Understood in the context of biblical Judaism—and knowing the idioms and figures of speech in the designation “three days and three nights”—there is no problem with the Friday crucifixion and Sunday resurrection scheme described in the passion narratives. Any Jew or Roman would have immediately understood; only those divorced from the historical context fail to understand.

It is only if a twentieth-century reckoning of time is imposed or if the idiomatic nature of this temporal designation is not understood in its context that a problem appears.

See also Dave Armstrong’s article “3 Days & Nights” in the Tomb: Contradiction?

{ 3 comments }

Originally published a few months ago, but very current and good news!

10281068-3x2-700x467Some amazing news came out of Australia today with a famous atheist politician receiving baptism. Bill Hayden had been the leader of a major Australian political party, then was the Governor General of Australia for 7 years. (The Governor General is the one who signs bills into law in the Queen’s name in 15 Commonwealth countries.) Recently, at 85, he renounced his atheism and joined the Catholic Church.

Getting Close to Death

The Australian reports his motivation to take this step.

Bill Hayden, at age 85, has ­renounced his atheism and been baptised into the Catholic Church.

The former Labor leader and governor-general said it was witnessing so many selfless acts of compassion by Christians over his lifetime, and deep contemplation while recovering from a stroke, that prompted his decision.

Toying with Catholicism for Years

The Australian article continues with a bit of background from Bill Hayden.

“I always regarded myself as a fellow traveller with Catholicism and declared I was a Catholic on official forms, but it wasn’t official,” Mr Hayden said. [His family had been Catholic.] “I would go to mass every Sunday and then go to benediction when I was a teenager.

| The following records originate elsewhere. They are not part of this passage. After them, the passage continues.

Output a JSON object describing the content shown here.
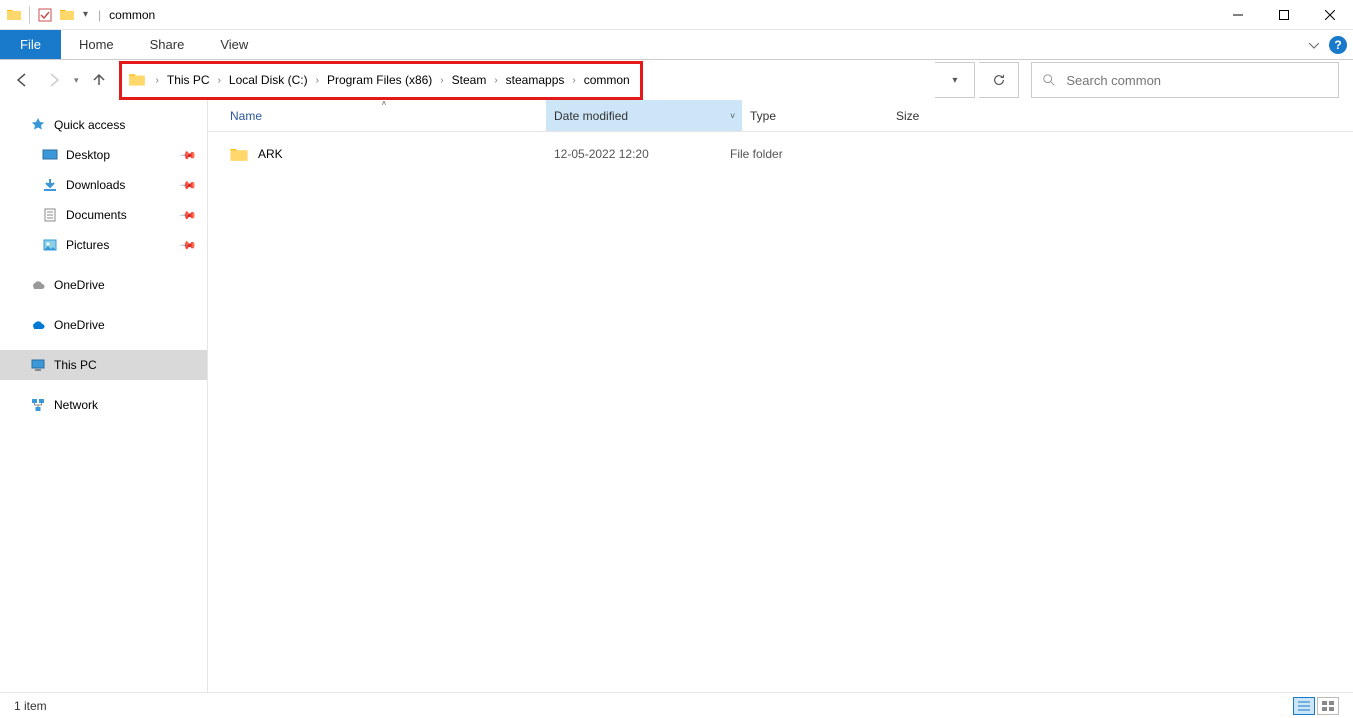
{
  "title": "common",
  "ribbon": {
    "file": "File",
    "tabs": [
      "Home",
      "Share",
      "View"
    ]
  },
  "breadcrumb": [
    "This PC",
    "Local Disk (C:)",
    "Program Files (x86)",
    "Steam",
    "steamapps",
    "common"
  ],
  "search": {
    "placeholder": "Search common"
  },
  "sidebar": {
    "quick_access": "Quick access",
    "quick_items": [
      {
        "label": "Desktop",
        "pinned": true
      },
      {
        "label": "Downloads",
        "pinned": true
      },
      {
        "label": "Documents",
        "pinned": true
      },
      {
        "label": "Pictures",
        "pinned": true
      }
    ],
    "onedrive1": "OneDrive",
    "onedrive2": "OneDrive",
    "this_pc": "This PC",
    "network": "Network"
  },
  "columns": {
    "name": "Name",
    "date": "Date modified",
    "type": "Type",
    "size": "Size"
  },
  "rows": [
    {
      "name": "ARK",
      "date": "12-05-2022 12:20",
      "type": "File folder",
      "size": ""
    }
  ],
  "status": "1 item"
}
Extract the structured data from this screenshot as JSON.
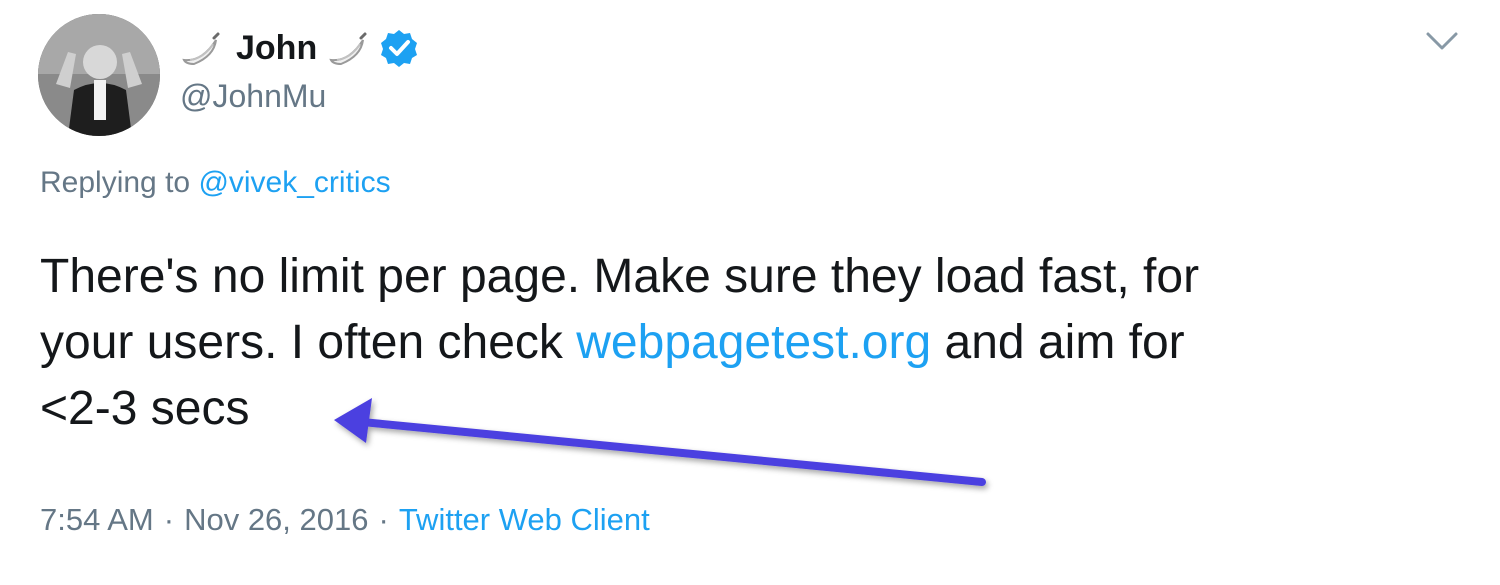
{
  "author": {
    "display_name": "John",
    "handle": "@JohnMu",
    "name_emoji": "banana-emoji",
    "verified_icon": "verified-badge-icon"
  },
  "reply": {
    "prefix": "Replying to",
    "mention": "@vivek_critics"
  },
  "tweet": {
    "line1": "There's no limit per page. Make sure they load fast, for",
    "line2_before": "your users. I often check",
    "line2_link": "webpagetest.org",
    "line2_after": "and aim for",
    "line3": "<2-3 secs"
  },
  "meta": {
    "time": "7:54 AM",
    "date": "Nov 26, 2016",
    "separator": "·",
    "client": "Twitter Web Client"
  },
  "colors": {
    "link": "#1da1f2",
    "text": "#14171a",
    "muted": "#657786",
    "annotation_arrow": "#4b3fe0"
  }
}
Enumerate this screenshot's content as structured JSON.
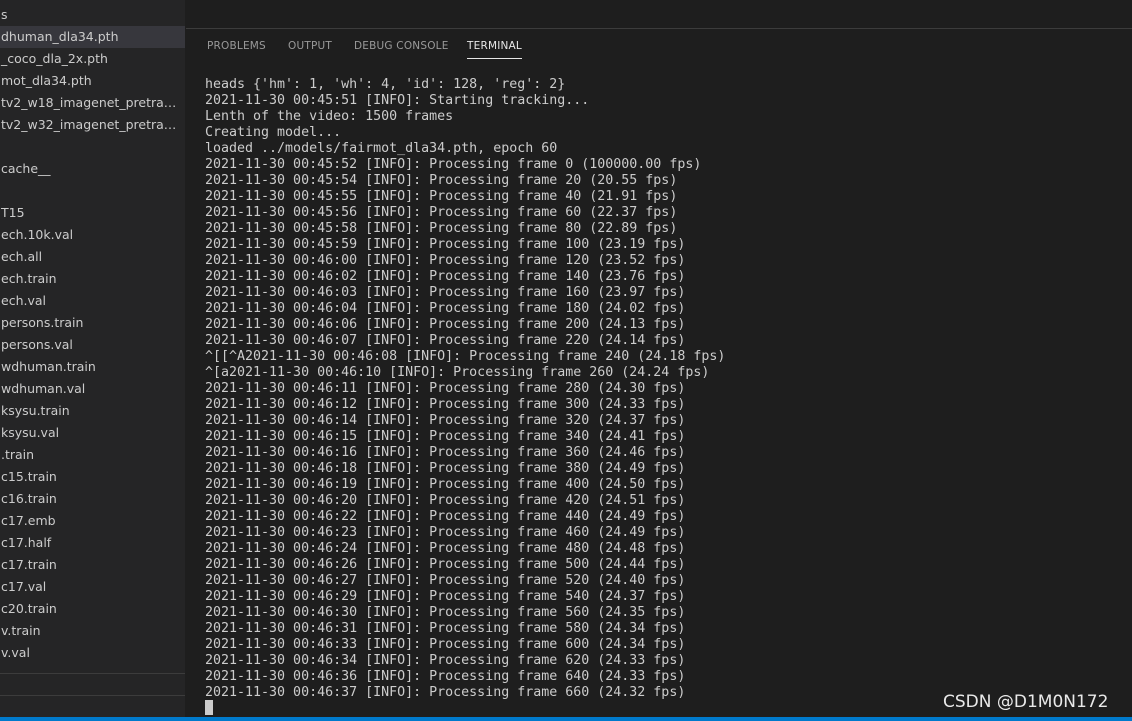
{
  "sidebar": {
    "items": [
      {
        "label": "s",
        "selected": false
      },
      {
        "label": "dhuman_dla34.pth",
        "selected": true
      },
      {
        "label": "_coco_dla_2x.pth",
        "selected": false
      },
      {
        "label": "mot_dla34.pth",
        "selected": false
      },
      {
        "label": "tv2_w18_imagenet_pretrain...",
        "selected": false
      },
      {
        "label": "tv2_w32_imagenet_pretrain...",
        "selected": false
      },
      {
        "label": "",
        "selected": false
      },
      {
        "label": "cache__",
        "selected": false
      },
      {
        "label": "",
        "selected": false
      },
      {
        "label": "T15",
        "selected": false
      },
      {
        "label": "ech.10k.val",
        "selected": false
      },
      {
        "label": "ech.all",
        "selected": false
      },
      {
        "label": "ech.train",
        "selected": false
      },
      {
        "label": "ech.val",
        "selected": false
      },
      {
        "label": "persons.train",
        "selected": false
      },
      {
        "label": "persons.val",
        "selected": false
      },
      {
        "label": "wdhuman.train",
        "selected": false
      },
      {
        "label": "wdhuman.val",
        "selected": false
      },
      {
        "label": "ksysu.train",
        "selected": false
      },
      {
        "label": "ksysu.val",
        "selected": false
      },
      {
        "label": ".train",
        "selected": false
      },
      {
        "label": "c15.train",
        "selected": false
      },
      {
        "label": "c16.train",
        "selected": false
      },
      {
        "label": "c17.emb",
        "selected": false
      },
      {
        "label": "c17.half",
        "selected": false
      },
      {
        "label": "c17.train",
        "selected": false
      },
      {
        "label": "c17.val",
        "selected": false
      },
      {
        "label": "c20.train",
        "selected": false
      },
      {
        "label": "v.train",
        "selected": false
      },
      {
        "label": "v.val",
        "selected": false
      }
    ]
  },
  "panel": {
    "tabs": [
      "PROBLEMS",
      "OUTPUT",
      "DEBUG CONSOLE",
      "TERMINAL"
    ],
    "active_tab": "TERMINAL"
  },
  "terminal": {
    "lines": [
      "heads {'hm': 1, 'wh': 4, 'id': 128, 'reg': 2}",
      "2021-11-30 00:45:51 [INFO]: Starting tracking...",
      "Lenth of the video: 1500 frames",
      "Creating model...",
      "loaded ../models/fairmot_dla34.pth, epoch 60",
      "2021-11-30 00:45:52 [INFO]: Processing frame 0 (100000.00 fps)",
      "2021-11-30 00:45:54 [INFO]: Processing frame 20 (20.55 fps)",
      "2021-11-30 00:45:55 [INFO]: Processing frame 40 (21.91 fps)",
      "2021-11-30 00:45:56 [INFO]: Processing frame 60 (22.37 fps)",
      "2021-11-30 00:45:58 [INFO]: Processing frame 80 (22.89 fps)",
      "2021-11-30 00:45:59 [INFO]: Processing frame 100 (23.19 fps)",
      "2021-11-30 00:46:00 [INFO]: Processing frame 120 (23.52 fps)",
      "2021-11-30 00:46:02 [INFO]: Processing frame 140 (23.76 fps)",
      "2021-11-30 00:46:03 [INFO]: Processing frame 160 (23.97 fps)",
      "2021-11-30 00:46:04 [INFO]: Processing frame 180 (24.02 fps)",
      "2021-11-30 00:46:06 [INFO]: Processing frame 200 (24.13 fps)",
      "2021-11-30 00:46:07 [INFO]: Processing frame 220 (24.14 fps)",
      "^[[^A2021-11-30 00:46:08 [INFO]: Processing frame 240 (24.18 fps)",
      "^[a2021-11-30 00:46:10 [INFO]: Processing frame 260 (24.24 fps)",
      "2021-11-30 00:46:11 [INFO]: Processing frame 280 (24.30 fps)",
      "2021-11-30 00:46:12 [INFO]: Processing frame 300 (24.33 fps)",
      "2021-11-30 00:46:14 [INFO]: Processing frame 320 (24.37 fps)",
      "2021-11-30 00:46:15 [INFO]: Processing frame 340 (24.41 fps)",
      "2021-11-30 00:46:16 [INFO]: Processing frame 360 (24.46 fps)",
      "2021-11-30 00:46:18 [INFO]: Processing frame 380 (24.49 fps)",
      "2021-11-30 00:46:19 [INFO]: Processing frame 400 (24.50 fps)",
      "2021-11-30 00:46:20 [INFO]: Processing frame 420 (24.51 fps)",
      "2021-11-30 00:46:22 [INFO]: Processing frame 440 (24.49 fps)",
      "2021-11-30 00:46:23 [INFO]: Processing frame 460 (24.49 fps)",
      "2021-11-30 00:46:24 [INFO]: Processing frame 480 (24.48 fps)",
      "2021-11-30 00:46:26 [INFO]: Processing frame 500 (24.44 fps)",
      "2021-11-30 00:46:27 [INFO]: Processing frame 520 (24.40 fps)",
      "2021-11-30 00:46:29 [INFO]: Processing frame 540 (24.37 fps)",
      "2021-11-30 00:46:30 [INFO]: Processing frame 560 (24.35 fps)",
      "2021-11-30 00:46:31 [INFO]: Processing frame 580 (24.34 fps)",
      "2021-11-30 00:46:33 [INFO]: Processing frame 600 (24.34 fps)",
      "2021-11-30 00:46:34 [INFO]: Processing frame 620 (24.33 fps)",
      "2021-11-30 00:46:36 [INFO]: Processing frame 640 (24.33 fps)",
      "2021-11-30 00:46:37 [INFO]: Processing frame 660 (24.32 fps)"
    ]
  },
  "watermark": {
    "text": "CSDN @D1M0N172"
  },
  "colors": {
    "background": "#1e1e1e",
    "sidebar": "#252526",
    "selection": "#37373d",
    "text": "#cccccc",
    "status_bar": "#007acc"
  }
}
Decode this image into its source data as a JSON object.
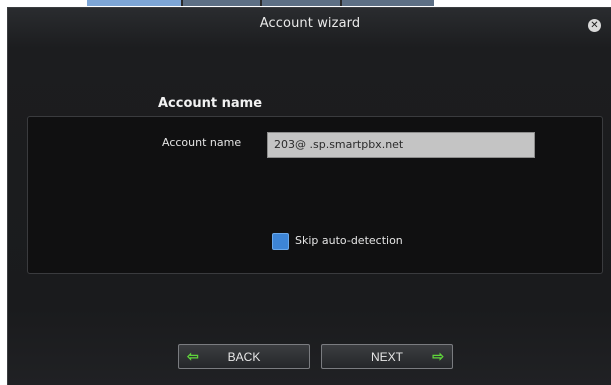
{
  "window": {
    "title": "Account wizard",
    "close_icon": "close-icon"
  },
  "section": {
    "title": "Account name"
  },
  "form": {
    "account_name_label": "Account name",
    "account_name_value": "203@        .sp.smartpbx.net",
    "skip_label": "Skip auto-detection",
    "skip_checked": false
  },
  "buttons": {
    "back_label": "BACK",
    "next_label": "NEXT",
    "back_icon": "arrow-left-icon",
    "next_icon": "arrow-right-icon"
  },
  "colors": {
    "arrow": "#5fd43b",
    "checkbox": "#3d85d6"
  }
}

I didn’t know that I wasn’t officially a Catholic, and found that out only later when my sister did the family history.

“When you grow up with it, I don’t think it ever really leaves you. The Catholics have ceremony very much in place. But it was more than that. I could just feel in my heart that I didn’t feel fulfilled.

“There is more to life than just me. I had to make a dedication of myself for the good of others, ­before God. I felt that strongly.”

Sincere Motivations to Convert

It is also worth noting the reasons Bill Hayden wrote to friends about his conversion.

In a letter to family and friends, he explained that the Christian principles of “humanity, social commitment and service to ­others” aligned with his personal and political values, and guided his return to the Catholic faith.

“Christianity represents for me the qualities I have attempted to apply in my life but from now on will strive to uphold, with faith,” he wrote.

So often we can write people off and think there is no hope. However, stories like this of conversion late in life should teach us not to lose hope on anyone.

{ 5 comments }